Congressional attention has finally turned to long term budget issues. Central to this discussion is the cost of health care in the coming decades. The Congressional Budget Office issued a Long Term Budget Outlook Report in September, 2013 which put the cost of health into the perspective of the overall budget. Here's the bottom line:
- Federal spending for the major health care programs and Social Security will increase to a total of 14 percent of GDP by 2038, twice the 7 percent average of the past 40 years.
- In contrast, total spending on everything other than the major health care programs, Social Security, and net interest payments will decline to 7 percent of GDP, well below the 11 percent average of the past 40 years and a smaller share of the economy than at any time since the late 1930s.
The report assumes that the provisions of the Budget Control Act of 2011, which brought sequestration, remain in place.
And, most important, the report assumes that the United States continues to operate in a free and open market for health care. Single payer care, like Canada and Europe, is not on the horizon, so we must follow this assumption.
The dual conclusions described by the CBO raise several questions:
- Can we control the impact of Social Security on deficit spending? I have already addressed that issue.
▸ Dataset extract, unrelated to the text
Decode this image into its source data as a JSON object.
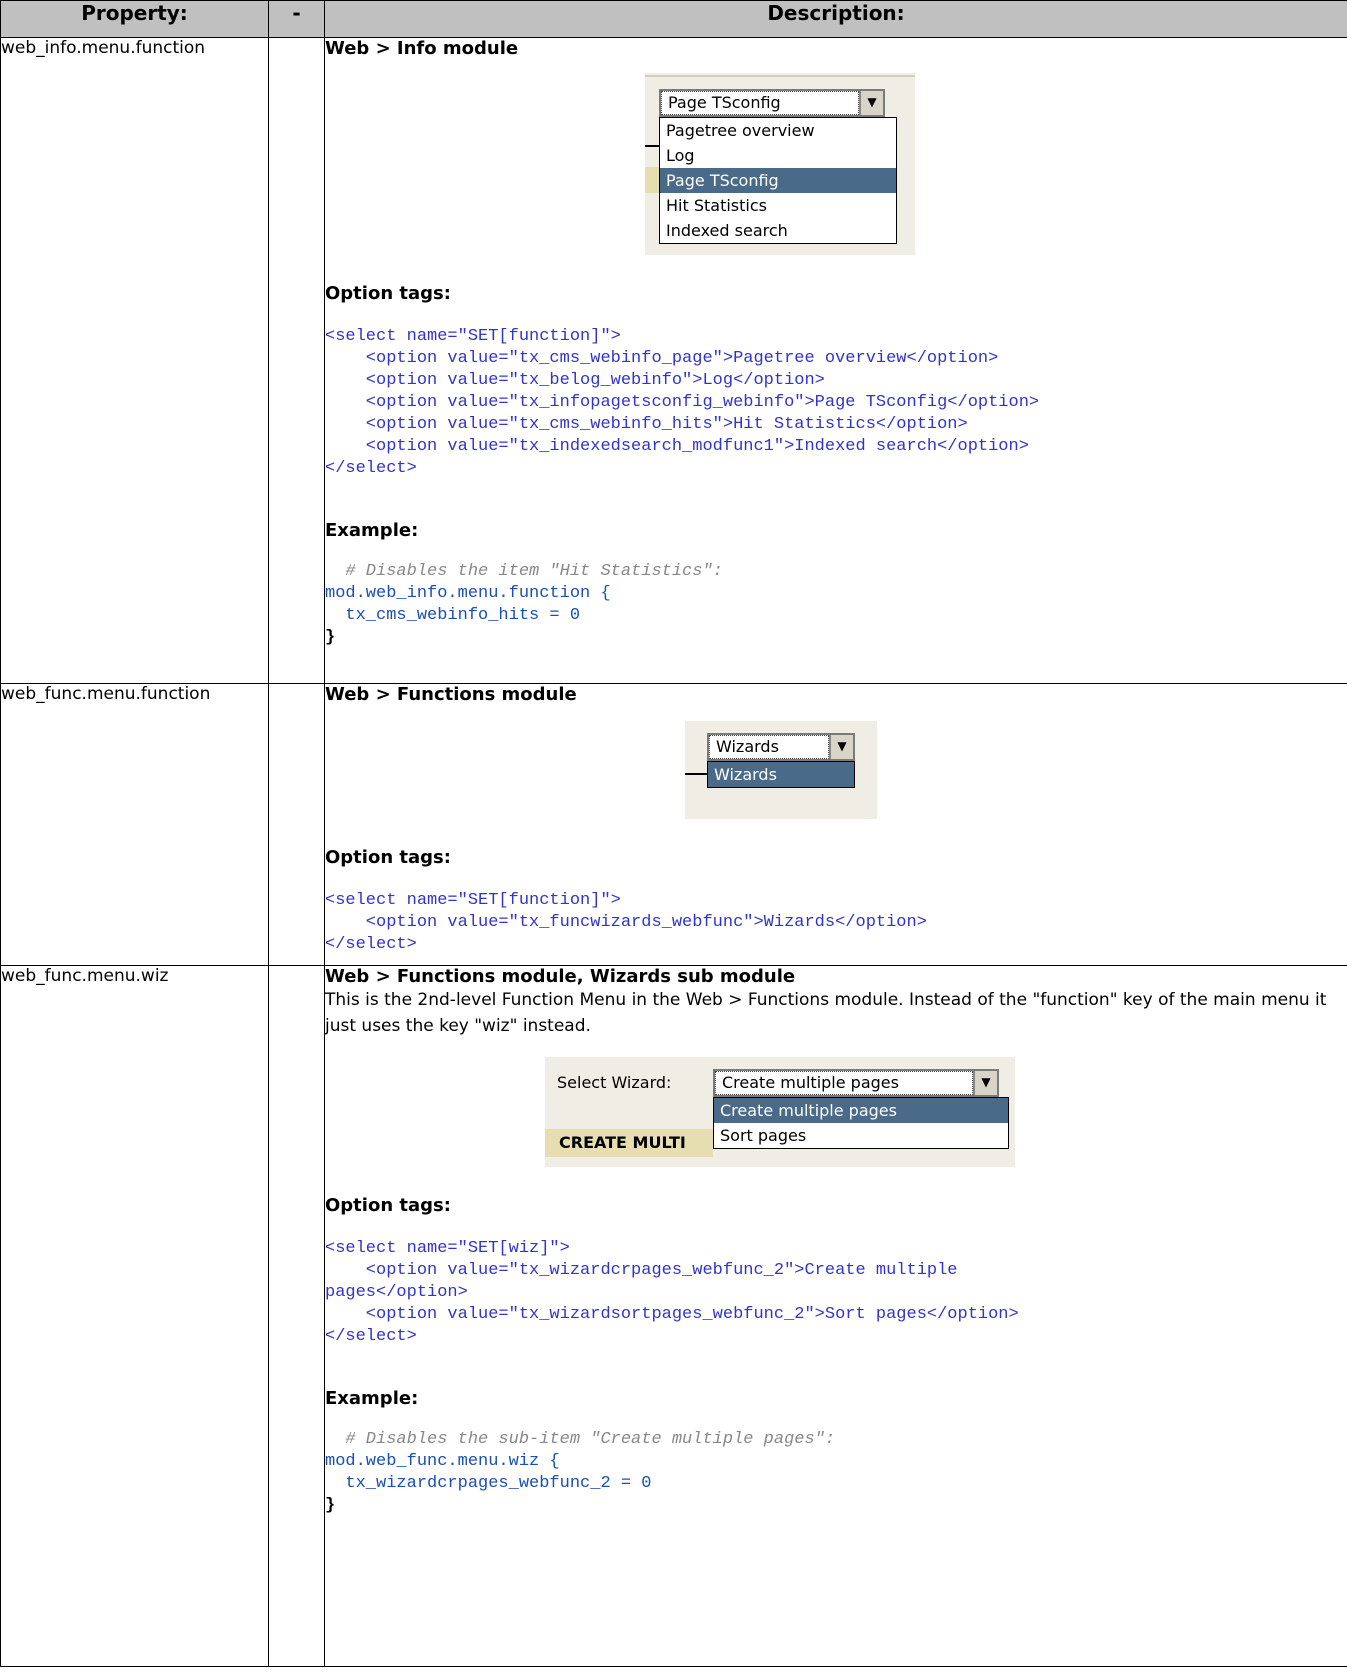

- Can we control the impact of health care costs on deficit spending? I will address that issue in this piece.
- Can we make the sequester work? I will cover that next time.
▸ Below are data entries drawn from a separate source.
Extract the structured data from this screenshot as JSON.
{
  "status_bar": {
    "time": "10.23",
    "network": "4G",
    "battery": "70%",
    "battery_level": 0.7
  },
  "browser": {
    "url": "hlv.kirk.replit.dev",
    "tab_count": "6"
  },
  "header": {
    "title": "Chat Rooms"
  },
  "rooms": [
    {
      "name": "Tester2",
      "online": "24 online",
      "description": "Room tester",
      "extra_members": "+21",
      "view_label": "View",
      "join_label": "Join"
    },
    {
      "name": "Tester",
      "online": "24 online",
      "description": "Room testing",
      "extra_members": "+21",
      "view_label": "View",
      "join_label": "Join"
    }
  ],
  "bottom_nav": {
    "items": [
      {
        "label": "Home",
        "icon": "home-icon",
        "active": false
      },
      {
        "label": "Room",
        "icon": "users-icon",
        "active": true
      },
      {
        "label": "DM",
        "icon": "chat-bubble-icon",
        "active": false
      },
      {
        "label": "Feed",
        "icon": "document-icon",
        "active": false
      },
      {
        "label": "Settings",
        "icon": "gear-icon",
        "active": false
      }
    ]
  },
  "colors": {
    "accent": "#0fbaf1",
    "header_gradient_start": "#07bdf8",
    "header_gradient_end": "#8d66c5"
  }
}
CBO notes that health care costs, as a share of economic output, have risen significantly since 1985. However, it also notes “[Through market forces] even in the absence of changes in federal law, growth in per capita spending on Medicaid and on health care financed through the private sector will gradually slow. The rate of growth of Medicare spending per beneficiary is also likely to slow.” This is consistent with a recent Kaiser Family Foundation survey. First, they note:
“Ask any American about what direction health costs are moving, and you'll likely get a completely different story. Preliminary results for a forthcoming Kaiser Family Foundation poll show that most Americans think that health care costs are actually growing faster than usual right now.”
However, the reality is different. The rate of increase in health care costs has slowed substantially since its high in 2002:
The reason people feel that health care costs are rising is because deductibles and co-pays are rising, and that is true. So, with this backdrop, what can Congress do to reign in health care costs? All sectors of the health care world need to participate: patients, doctors, clinics, drug companies and payers of health care benefits.
Come back tomorrow for more on the proposed solutions.